Social enterprises can help improve food security in developing and crisis-affected regions

Published on
July 5, 2019

Using a business model aimed to achieve a positive societal or environmental impact, social enterprises can contribute to the building of a solidary-based food system in developing and crisis-affected regions. This has been examined in a joint study of Wageningen University & Research (WUR) and the United Nations Institute for Training and Research (UNITAR). The study advises Dutch embassies on how to better integrate support to social entrepreneurship within their food security programmes.

The study shows how social entrepreneurs, either with their product, service or production techniques, already contribute or can contribute to food security – an essential component of Sustainable Development Goal 2. For example by using climate smart and climate friendly techniques for food production. The impact of social entrepreneurship can be significantly positive by lifting people out of undernourishment, doubling the productivity and/or income of family farms and increasing the number of hectares of farmland converted to sustainable use. These conclusions are drawn from interviews with social entrepreneurs from Benin, Ghana and Ethiopia, and with managers of food security programmes in governmental and non-governmental organisations.

As relatively small enterprises, social enterprises tend to be more adaptable. This enables them to faster react to emerging trends and technological opportunities that can be used to improve the quality of food and nutrition in hard-to-reach areas. Projects with a bottom-up and ecosystem approach are proven to be an important leverage mechanism. One of such projects is SES4Food, which builds better connections and improves coordination between organisations that support and connect social entrepreneurs who are not yet on the radar.
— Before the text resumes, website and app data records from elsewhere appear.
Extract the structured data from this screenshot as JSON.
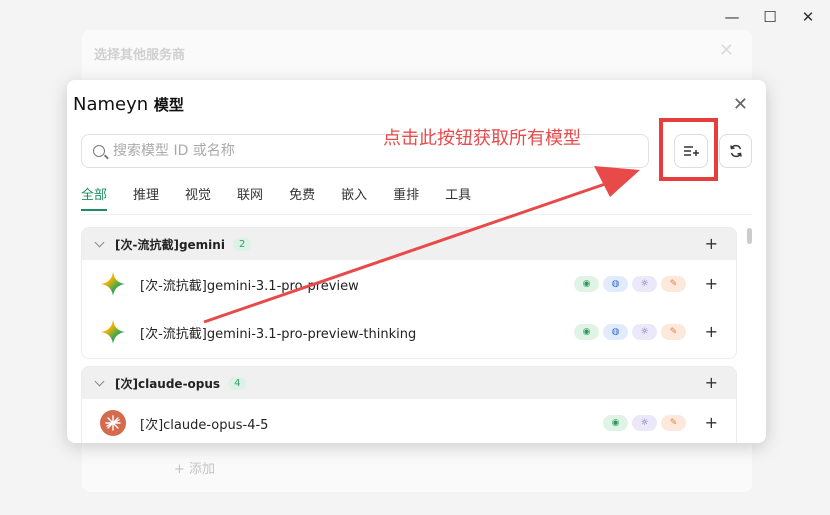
{
  "window": {
    "minimize": "—",
    "maximize": "☐",
    "close": "✕"
  },
  "background_dialog": {
    "title": "选择其他服务商",
    "add_label": "+ 添加",
    "close": "✕"
  },
  "dialog": {
    "title_name": "Nameyn",
    "title_suffix": "模型",
    "close": "✕",
    "search_placeholder": "搜索模型 ID 或名称",
    "annotation": "点击此按钮获取所有模型",
    "tabs": [
      "全部",
      "推理",
      "视觉",
      "联网",
      "免费",
      "嵌入",
      "重排",
      "工具"
    ],
    "groups": [
      {
        "name": "[次-流抗截]gemini",
        "count": "2",
        "plus": "+",
        "models": [
          {
            "name": "[次-流抗截]gemini-3.1-pro-preview",
            "icon": "gemini-icon",
            "caps": [
              "vision",
              "web",
              "reason",
              "tool"
            ]
          },
          {
            "name": "[次-流抗截]gemini-3.1-pro-preview-thinking",
            "icon": "gemini-icon",
            "caps": [
              "vision",
              "web",
              "reason",
              "tool"
            ]
          }
        ]
      },
      {
        "name": "[次]claude-opus",
        "count": "4",
        "plus": "+",
        "models": [
          {
            "name": "[次]claude-opus-4-5",
            "icon": "claude-icon",
            "caps": [
              "vision",
              "reason",
              "tool"
            ]
          }
        ]
      }
    ]
  },
  "colors": {
    "accent": "#1a8f5d",
    "annotation": "#e84a4a",
    "highlight_box": "#e83d3d"
  }
}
SES4Food ensures close cooperation of governments and NGOs and provides a network of consultants and online tools. It identifies and monitors the development of social enterprises and measures their impact in the long term. For social entrepreneurs, it is valuable to be provided with the relevant support that can help them to get a better access to funding. The report strongly recommends implementing SES4Food in alignment with what is already in place and tailored to local situations.
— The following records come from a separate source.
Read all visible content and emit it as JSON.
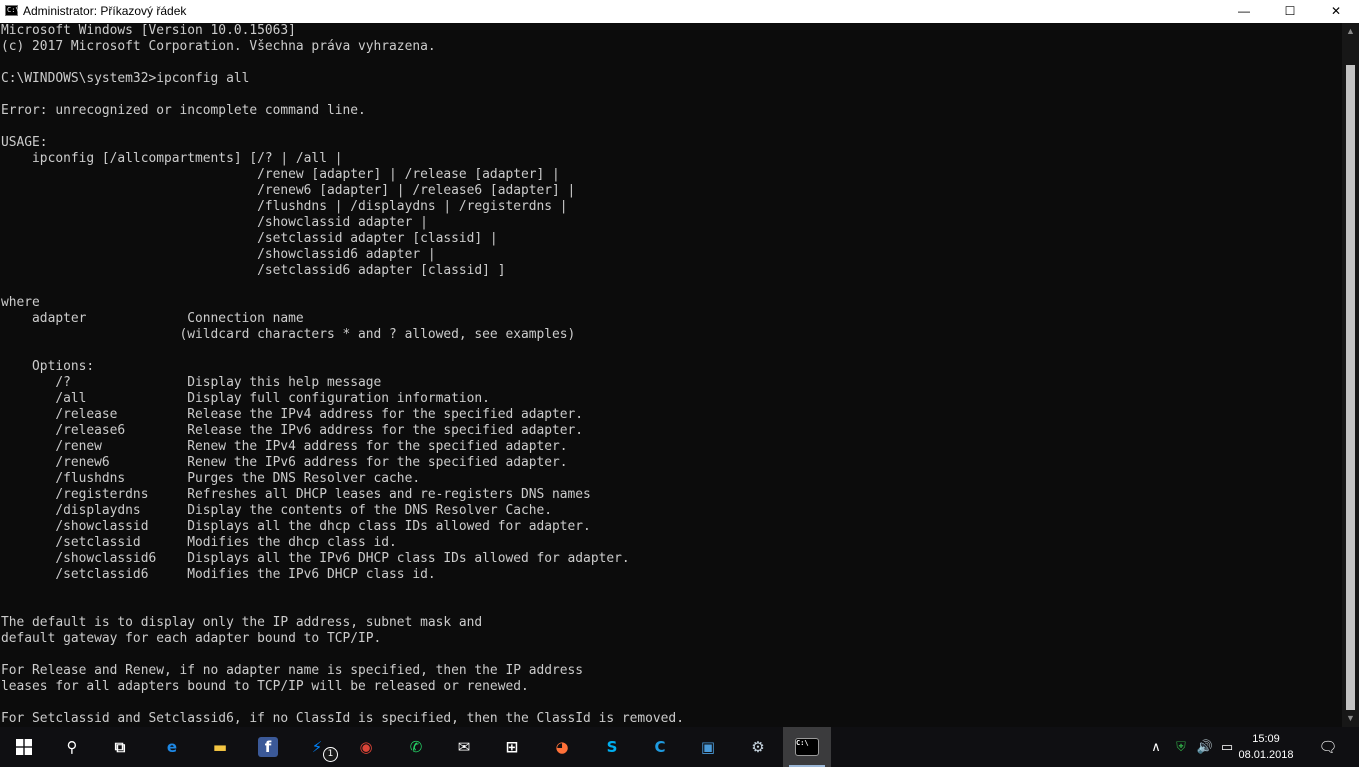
{
  "window": {
    "title": "Administrator: Příkazový řádek",
    "icon_label": "C:\\",
    "minimize_glyph": "—",
    "maximize_glyph": "☐",
    "close_glyph": "✕"
  },
  "console": {
    "lines": [
      "Microsoft Windows [Version 10.0.15063]",
      "(c) 2017 Microsoft Corporation. Všechna práva vyhrazena.",
      "",
      "C:\\WINDOWS\\system32>ipconfig all",
      "",
      "Error: unrecognized or incomplete command line.",
      "",
      "USAGE:",
      "    ipconfig [/allcompartments] [/? | /all |",
      "                                 /renew [adapter] | /release [adapter] |",
      "                                 /renew6 [adapter] | /release6 [adapter] |",
      "                                 /flushdns | /displaydns | /registerdns |",
      "                                 /showclassid adapter |",
      "                                 /setclassid adapter [classid] |",
      "                                 /showclassid6 adapter |",
      "                                 /setclassid6 adapter [classid] ]",
      "",
      "where",
      "    adapter             Connection name",
      "                       (wildcard characters * and ? allowed, see examples)",
      "",
      "    Options:",
      "       /?               Display this help message",
      "       /all             Display full configuration information.",
      "       /release         Release the IPv4 address for the specified adapter.",
      "       /release6        Release the IPv6 address for the specified adapter.",
      "       /renew           Renew the IPv4 address for the specified adapter.",
      "       /renew6          Renew the IPv6 address for the specified adapter.",
      "       /flushdns        Purges the DNS Resolver cache.",
      "       /registerdns     Refreshes all DHCP leases and re-registers DNS names",
      "       /displaydns      Display the contents of the DNS Resolver Cache.",
      "       /showclassid     Displays all the dhcp class IDs allowed for adapter.",
      "       /setclassid      Modifies the dhcp class id.",
      "       /showclassid6    Displays all the IPv6 DHCP class IDs allowed for adapter.",
      "       /setclassid6     Modifies the IPv6 DHCP class id.",
      "",
      "",
      "The default is to display only the IP address, subnet mask and",
      "default gateway for each adapter bound to TCP/IP.",
      "",
      "For Release and Renew, if no adapter name is specified, then the IP address",
      "leases for all adapters bound to TCP/IP will be released or renewed.",
      "",
      "For Setclassid and Setclassid6, if no ClassId is specified, then the ClassId is removed."
    ]
  },
  "scrollbar": {
    "up_glyph": "▲",
    "down_glyph": "▼"
  },
  "taskbar": {
    "items": [
      {
        "name": "start-button",
        "icon": "windows-logo-icon",
        "glyph": "",
        "color": "#ffffff"
      },
      {
        "name": "search-button",
        "icon": "search-icon",
        "glyph": "⚲",
        "color": "#ffffff"
      },
      {
        "name": "task-view-button",
        "icon": "task-view-icon",
        "glyph": "⧉",
        "color": "#ffffff"
      },
      {
        "name": "edge-button",
        "icon": "edge-icon",
        "glyph": "e",
        "color": "#1e88e5"
      },
      {
        "name": "file-explorer-button",
        "icon": "folder-icon",
        "glyph": "▬",
        "color": "#f4c542"
      },
      {
        "name": "facebook-button",
        "icon": "facebook-icon",
        "glyph": "f",
        "color": "#3b5998"
      },
      {
        "name": "messenger-button",
        "icon": "messenger-icon",
        "glyph": "⚡",
        "color": "#0084ff",
        "badge": "1"
      },
      {
        "name": "chrome-button",
        "icon": "chrome-icon",
        "glyph": "◉",
        "color": "#db4437"
      },
      {
        "name": "whatsapp-button",
        "icon": "whatsapp-icon",
        "glyph": "✆",
        "color": "#25d366"
      },
      {
        "name": "mail-button",
        "icon": "mail-icon",
        "glyph": "✉",
        "color": "#ffffff"
      },
      {
        "name": "store-button",
        "icon": "store-icon",
        "glyph": "⊞",
        "color": "#ffffff"
      },
      {
        "name": "firefox-button",
        "icon": "firefox-icon",
        "glyph": "◕",
        "color": "#ff7139"
      },
      {
        "name": "skype-button",
        "icon": "skype-icon",
        "glyph": "S",
        "color": "#00aff0"
      },
      {
        "name": "ccleaner-button",
        "icon": "ccleaner-icon",
        "glyph": "C",
        "color": "#1f9be0"
      },
      {
        "name": "app-button",
        "icon": "app-window-icon",
        "glyph": "▣",
        "color": "#4a9ad8"
      },
      {
        "name": "steam-button",
        "icon": "steam-icon",
        "glyph": "⚙",
        "color": "#c7d5e0"
      },
      {
        "name": "cmd-button",
        "icon": "command-prompt-icon",
        "glyph": "C:\\",
        "color": "#ffffff",
        "active": true
      }
    ],
    "tray": {
      "chevron_glyph": "∧",
      "shield_glyph": "⛨",
      "volume_glyph": "🔊",
      "network_glyph": "▭",
      "notifications_glyph": "🗨"
    },
    "time": "15:09",
    "date": "08.01.2018"
  }
}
Disproportionately affected by food insecurity

These insights are relevant for governments and NGOs that work on the implementation of the Sustainable Development Goals in Africa. Many developing and crisis-affected regions suffer disproportionately from food insecurity, even though the sufficient amount of food is being produced globally. The largest losses occur directly after harvest, due to various practical constraints. The researchers found that provided with enough support, social entrepreneurs have high potential to contribute to improved food security.

Read the report: